Hypertrophic cardiomyopathy
Enlarged and thickened heart muscle
0001639
Myoglobinuria
0002913
Prolonged QT interval
0001657
Percent of people who have these symptoms is not available through HPO
Autosomal recessive inheritance
0000007
Fulminant hepatic failure
0004448
Generalized hypotonia
Decreased muscle tone
Low muscle tone

[ more ]

0001290
Growth delay
Delayed growth
Growth deficiency
Growth failure
Growth retardation
Poor growth
Retarded growth

[ more ]

0001510

Diagnosis

Making a diagnosis for a genetic or rare disease can often be challenging. Healthcare professionals typically look at a person’s medical history, symptoms, physical exam, and laboratory test results in order to make a diagnosis. The following resources provide information relating to diagnosis and testing for this condition. If you have questions about getting a diagnosis, you should contact a healthcare professional.

Testing Resources

  • The Genetic Testing Registry (GTR) provides information about the genetic tests for this condition. The intended audience for the GTR is health care providers and researchers. Patients and consumers with specific questions about a genetic test should contact a health care provider or a genetics professional.

    Newborn Screening

    • An ACTion (ACT) sheet is available for this condition that describes the short-term actions a health professional should follow when an infant has a positive newborn screening result. ACT sheets were developed by experts in collaboration with the American College of Medical Genetics.
    • An Algorithm flowchart is available for this condition for determining the final diagnosis in an infant with a positive newborn screening result. Algorithms are developed by experts in collaboration with the American College of Medical Genetics.

      Organizations

      Support and advocacy groups can help you connect with other patients and families, and they can provide valuable services. Many develop patient-centered information and are the driving force behind research for better treatments and possible cures. They can direct you to research, resources, and services. Many organizations also have experts who serve as medical advisors or provide lists of doctors/clinics. Visit the group’s website or contact them to learn about the services they offer. Inclusion on this list is not an endorsement by GARD.

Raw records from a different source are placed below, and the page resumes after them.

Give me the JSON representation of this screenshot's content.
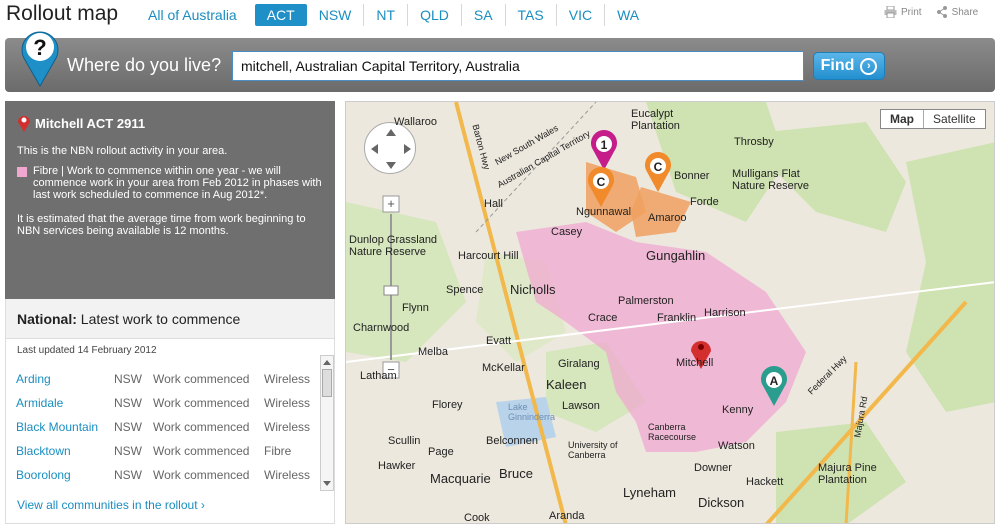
{
  "header": {
    "title": "Rollout map",
    "tabs": [
      {
        "label": "All of Australia",
        "active": false
      },
      {
        "label": "ACT",
        "active": true
      },
      {
        "label": "NSW",
        "active": false
      },
      {
        "label": "NT",
        "active": false
      },
      {
        "label": "QLD",
        "active": false
      },
      {
        "label": "SA",
        "active": false
      },
      {
        "label": "TAS",
        "active": false
      },
      {
        "label": "VIC",
        "active": false
      },
      {
        "label": "WA",
        "active": false
      }
    ],
    "print_label": "Print",
    "share_label": "Share"
  },
  "search": {
    "prompt": "Where do you live?",
    "value": "mitchell, Australian Capital Territory, Australia",
    "button": "Find"
  },
  "info": {
    "location": "Mitchell ACT 2911",
    "intro": "This is the NBN rollout activity in your area.",
    "fibre_text": "Fibre | Work to commence within one year - we will commence work in your area from Feb 2012 in phases with last work scheduled to commence in Aug 2012*.",
    "average": "It is estimated that the average time from work beginning to NBN services being available is 12 months.",
    "fibre_color": "#f0a8d0"
  },
  "national": {
    "label_bold": "National:",
    "label_rest": " Latest work to commence",
    "updated": "Last updated 14 February 2012",
    "rows": [
      {
        "community": "Arding",
        "state": "NSW",
        "status": "Work commenced",
        "tech": "Wireless"
      },
      {
        "community": "Armidale",
        "state": "NSW",
        "status": "Work commenced",
        "tech": "Wireless"
      },
      {
        "community": "Black Mountain",
        "state": "NSW",
        "status": "Work commenced",
        "tech": "Wireless"
      },
      {
        "community": "Blacktown",
        "state": "NSW",
        "status": "Work commenced",
        "tech": "Fibre"
      },
      {
        "community": "Boorolong",
        "state": "NSW",
        "status": "Work commenced",
        "tech": "Wireless"
      }
    ],
    "view_all": "View all communities in the rollout ›"
  },
  "map": {
    "type_map": "Map",
    "type_satellite": "Satellite",
    "markers": {
      "one": "1",
      "c": "C",
      "a": "A"
    },
    "labels": [
      {
        "text": "Wallaroo",
        "kind": "n"
      },
      {
        "text": "New South Wales",
        "kind": "sm"
      },
      {
        "text": "Australian Capital Territory",
        "kind": "sm"
      },
      {
        "text": "Eucalypt Plantation",
        "kind": "n"
      },
      {
        "text": "Throsby",
        "kind": "n"
      },
      {
        "text": "Mulligans Flat Nature Reserve",
        "kind": "n"
      },
      {
        "text": "Bonner",
        "kind": "n"
      },
      {
        "text": "Forde",
        "kind": "n"
      },
      {
        "text": "Amaroo",
        "kind": "n"
      },
      {
        "text": "Ngunnawal",
        "kind": "n"
      },
      {
        "text": "Hall",
        "kind": "n"
      },
      {
        "text": "Casey",
        "kind": "n"
      },
      {
        "text": "Gungahlin",
        "kind": "big"
      },
      {
        "text": "Dunlop Grassland Nature Reserve",
        "kind": "n"
      },
      {
        "text": "Harcourt Hill",
        "kind": "n"
      },
      {
        "text": "Spence",
        "kind": "n"
      },
      {
        "text": "Nicholls",
        "kind": "big"
      },
      {
        "text": "Palmerston",
        "kind": "n"
      },
      {
        "text": "Harrison",
        "kind": "n"
      },
      {
        "text": "Flynn",
        "kind": "n"
      },
      {
        "text": "Charnwood",
        "kind": "n"
      },
      {
        "text": "Crace",
        "kind": "n"
      },
      {
        "text": "Franklin",
        "kind": "n"
      },
      {
        "text": "Evatt",
        "kind": "n"
      },
      {
        "text": "Melba",
        "kind": "n"
      },
      {
        "text": "Giralang",
        "kind": "n"
      },
      {
        "text": "McKellar",
        "kind": "n"
      },
      {
        "text": "Mitchell",
        "kind": "n"
      },
      {
        "text": "Kaleen",
        "kind": "big"
      },
      {
        "text": "Florey",
        "kind": "n"
      },
      {
        "text": "Lawson",
        "kind": "n"
      },
      {
        "text": "Lake Ginninderra",
        "kind": "sm"
      },
      {
        "text": "Kenny",
        "kind": "n"
      },
      {
        "text": "Canberra Racecourse",
        "kind": "sm"
      },
      {
        "text": "Scullin",
        "kind": "n"
      },
      {
        "text": "Belconnen",
        "kind": "n"
      },
      {
        "text": "University of Canberra",
        "kind": "sm"
      },
      {
        "text": "Watson",
        "kind": "n"
      },
      {
        "text": "Page",
        "kind": "n"
      },
      {
        "text": "Hawker",
        "kind": "n"
      },
      {
        "text": "Bruce",
        "kind": "big"
      },
      {
        "text": "Downer",
        "kind": "n"
      },
      {
        "text": "Hackett",
        "kind": "n"
      },
      {
        "text": "Majura Pine Plantation",
        "kind": "n"
      },
      {
        "text": "Macquarie",
        "kind": "big"
      },
      {
        "text": "Lyneham",
        "kind": "big"
      },
      {
        "text": "Dickson",
        "kind": "big"
      },
      {
        "text": "Cook",
        "kind": "n"
      },
      {
        "text": "Aranda",
        "kind": "n"
      },
      {
        "text": "Barton Hwy",
        "kind": "sm"
      },
      {
        "text": "Federal Hwy",
        "kind": "sm"
      },
      {
        "text": "Majura Rd",
        "kind": "sm"
      },
      {
        "text": "Latham",
        "kind": "n"
      }
    ]
  }
}
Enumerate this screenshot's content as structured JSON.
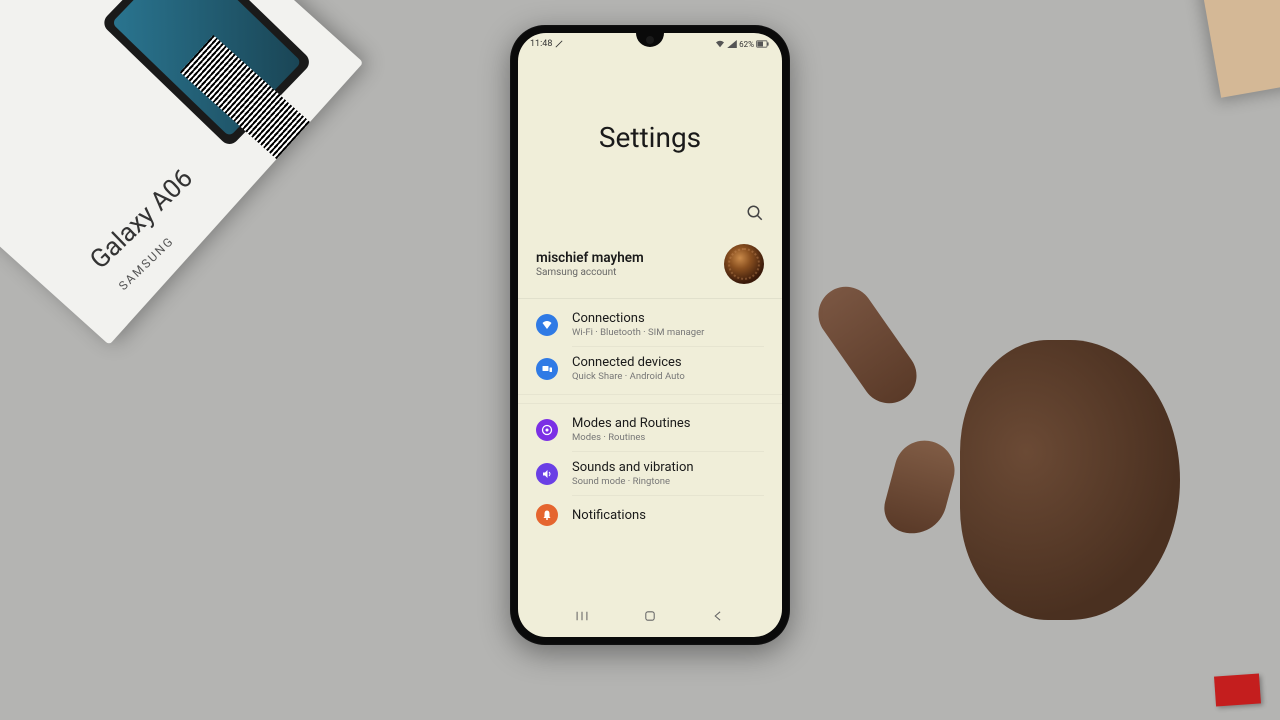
{
  "status": {
    "time": "11:48",
    "battery": "62%"
  },
  "header": {
    "title": "Settings"
  },
  "account": {
    "name": "mischief mayhem",
    "subtitle": "Samsung account"
  },
  "settings_items": [
    {
      "title": "Connections",
      "subtitle": "Wi-Fi · Bluetooth · SIM manager",
      "icon": "wifi",
      "color": "connections"
    },
    {
      "title": "Connected devices",
      "subtitle": "Quick Share · Android Auto",
      "icon": "devices",
      "color": "connected"
    },
    {
      "title": "Modes and Routines",
      "subtitle": "Modes · Routines",
      "icon": "modes",
      "color": "modes"
    },
    {
      "title": "Sounds and vibration",
      "subtitle": "Sound mode · Ringtone",
      "icon": "sounds",
      "color": "sounds"
    },
    {
      "title": "Notifications",
      "subtitle": "",
      "icon": "notifications",
      "color": "notifications"
    }
  ],
  "box": {
    "brand": "Galaxy A06",
    "maker": "SAMSUNG"
  }
}
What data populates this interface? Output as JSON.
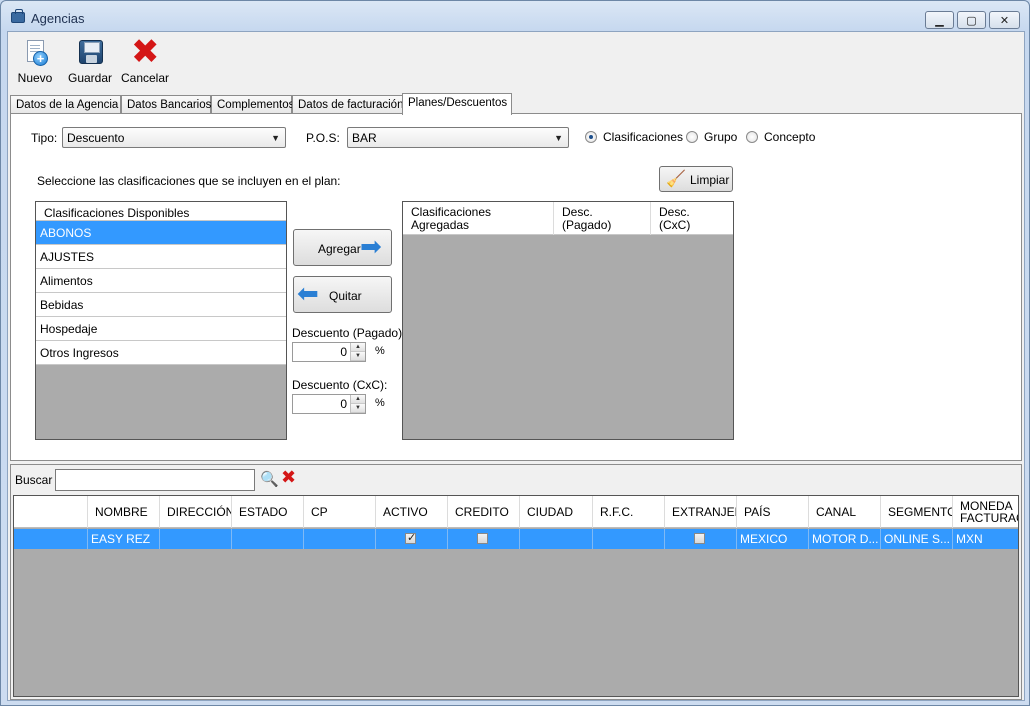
{
  "window": {
    "title": "Agencias"
  },
  "toolbar": {
    "new_label": "Nuevo",
    "save_label": "Guardar",
    "cancel_label": "Cancelar"
  },
  "tabs": [
    {
      "label": "Datos de la Agencia"
    },
    {
      "label": "Datos Bancarios"
    },
    {
      "label": "Complementos"
    },
    {
      "label": "Datos de facturación"
    },
    {
      "label": "Planes/Descuentos"
    }
  ],
  "form": {
    "tipo_label": "Tipo:",
    "tipo_value": "Descuento",
    "pos_label": "P.O.S:",
    "pos_value": "BAR",
    "radios": [
      {
        "label": "Clasificaciones",
        "checked": true
      },
      {
        "label": "Grupo",
        "checked": false
      },
      {
        "label": "Concepto",
        "checked": false
      }
    ],
    "instructions": "Seleccione las clasificaciones que se incluyen en el plan:",
    "clear_label": "Limpiar",
    "available_header": "Clasificaciones Disponibles",
    "available_items": [
      "ABONOS",
      "AJUSTES",
      "Alimentos",
      "Bebidas",
      "Hospedaje",
      "Otros Ingresos"
    ],
    "selected_index": 0,
    "add_label": "Agregar",
    "remove_label": "Quitar",
    "disc_paid_label": "Descuento (Pagado):",
    "disc_paid_value": "0",
    "disc_cxc_label": "Descuento (CxC):",
    "disc_cxc_value": "0",
    "percent": "%",
    "added_headers": [
      {
        "l1": "Clasificaciones",
        "l2": "Agregadas"
      },
      {
        "l1": "Desc.",
        "l2": "(Pagado)"
      },
      {
        "l1": "Desc.",
        "l2": "(CxC)"
      }
    ]
  },
  "search": {
    "label": "Buscar",
    "value": ""
  },
  "grid": {
    "columns": [
      "",
      "NOMBRE",
      "DIRECCIÓN",
      "ESTADO",
      "CP",
      "ACTIVO",
      "CREDITO",
      "CIUDAD",
      "R.F.C.",
      "EXTRANJERO",
      "PAÍS",
      "CANAL",
      "SEGMENTO",
      "MONEDA FACTURACION"
    ],
    "moneda_l1": "MONEDA",
    "moneda_l2": "FACTURACION",
    "rows": [
      {
        "nombre": "EASY REZ",
        "direccion": "",
        "estado": "",
        "cp": "",
        "activo": true,
        "credito": false,
        "ciudad": "",
        "rfc": "",
        "extranjero": false,
        "pais": "MEXICO",
        "canal": "MOTOR D...",
        "segmento": "ONLINE S...",
        "moneda": "MXN"
      }
    ]
  }
}
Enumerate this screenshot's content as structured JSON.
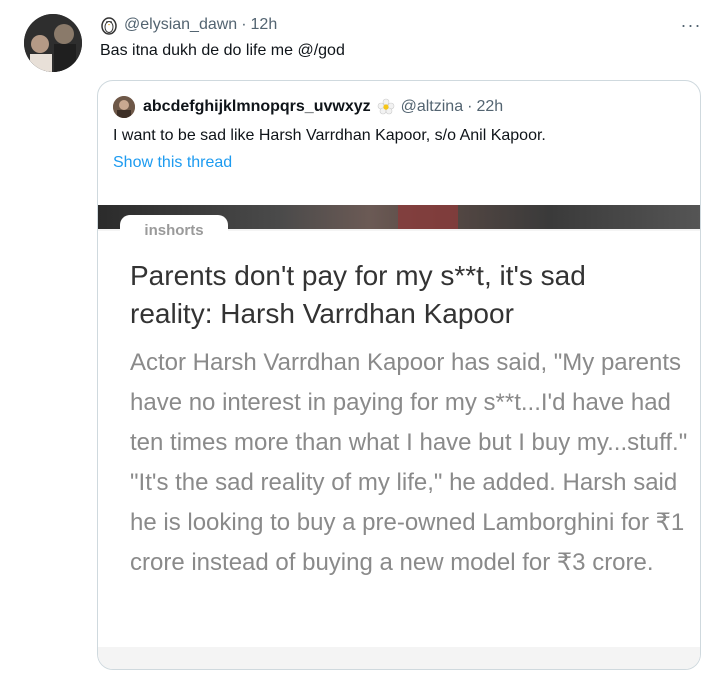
{
  "tweet": {
    "handle": "@elysian_dawn",
    "separator": "·",
    "time": "12h",
    "text": "Bas itna dukh de do life me @/god",
    "more_icon": "more-horizontal-icon",
    "more_label": "···"
  },
  "quoted": {
    "display_name": "abcdefghijklmnopqrs_uvwxyz",
    "handle": "@altzina",
    "separator": "·",
    "time": "22h",
    "text": "I want to be sad like Harsh Varrdhan Kapoor, s/o Anil Kapoor.",
    "show_thread_label": "Show this thread",
    "media": {
      "source_label": "inshorts",
      "headline": "Parents don't pay for my s**t, it's sad reality: Harsh Varrdhan Kapoor",
      "body": "Actor Harsh Varrdhan Kapoor has said, \"My parents have no interest in paying for my s**t...I'd have had ten times more than what I have but I buy my...stuff.\" \"It's the sad reality of my life,\" he added. Harsh said he is looking to buy a pre-owned Lamborghini for ₹1 crore instead of buying a new model for ₹3 crore."
    }
  },
  "colors": {
    "link_blue": "#1d9bf0",
    "muted_gray": "#536471",
    "border": "#cfd9de"
  }
}
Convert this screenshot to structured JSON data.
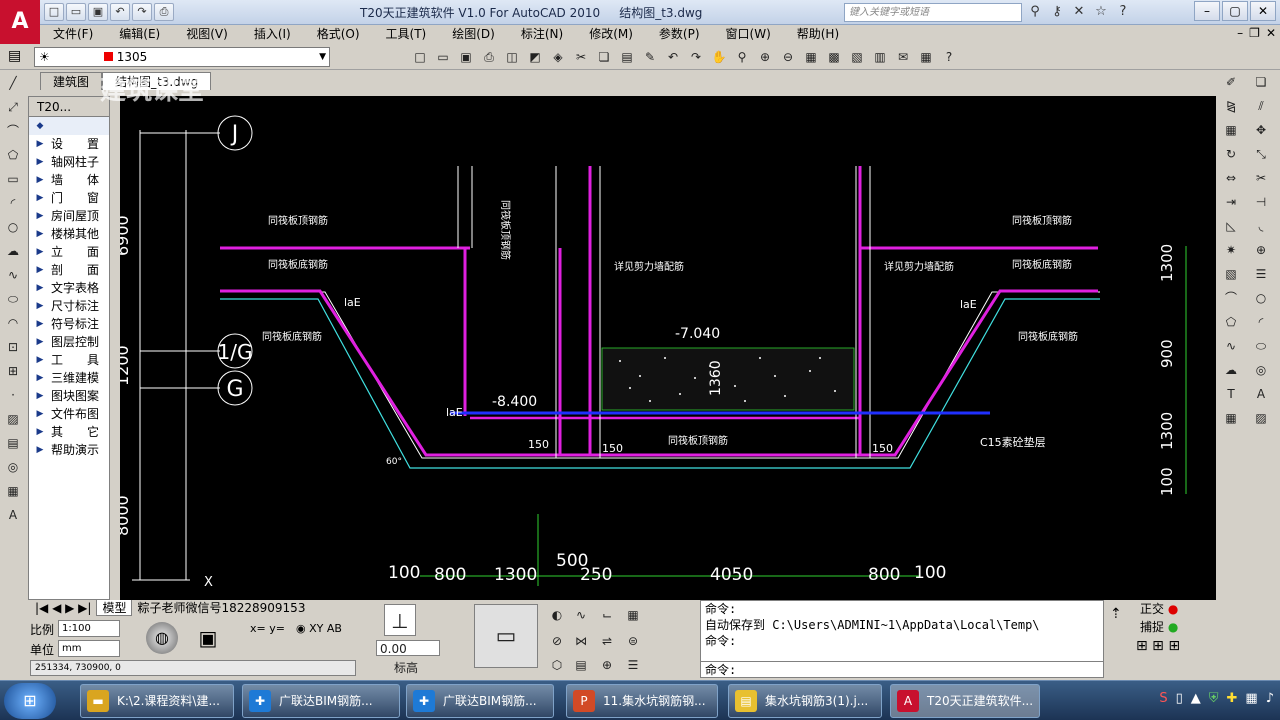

      Organizations Providing General Support

        Learn more

        These resources provide more information about this condition or associated symptoms. The in-depth resources contain medical and scientific language that may be hard to understand. You may want to review these resources with a medical professional.

        Where to Start

        • Genetics Home Reference (GHR) contains information on 3-alpha hydroxyacyl-CoA dehydrogenase deficiency. This website is maintained by the National Library of Medicine.
        • The Screening, Technology And Research in Genetics (STAR-G) Project has a fact sheet on this condition, which was written specifically for families that have received a diagnosis as a result of newborn screening. This fact sheet provides general information about the condition and answers questions that are of particular concern to parents.

          In-Depth Information

          • The Monarch Initiative brings together data about this condition from humans and other species to help physicians and biomedical researchers. Monarch’s tools are designed to make it easier to compare the signs and symptoms (phenotypes) of different diseases and discover common features. This initiative is a collaboration between several academic institutions across the world and is funded by the National Institutes of Health. Visit the website to explore the biology of this condition.
          • Online Mendelian Inheritance in Man (OMIM) is a catalog of human genes and genetic disorders. Each entry has a summary of related medical articles. It is meant for health care professionals and researchers. OMIM is maintained by Johns Hopkins University School of Medicine. 
          • Orphanet is a European reference portal for information on rare diseases and orphan drugs. Access to this database is free of charge.
          • PubMed is a searchable database of medical literature and lists journal articles that discuss 3-alpha hydroxyacyl-CoA dehydrogenase deficiency. Click on the link to view a sample search on this topic.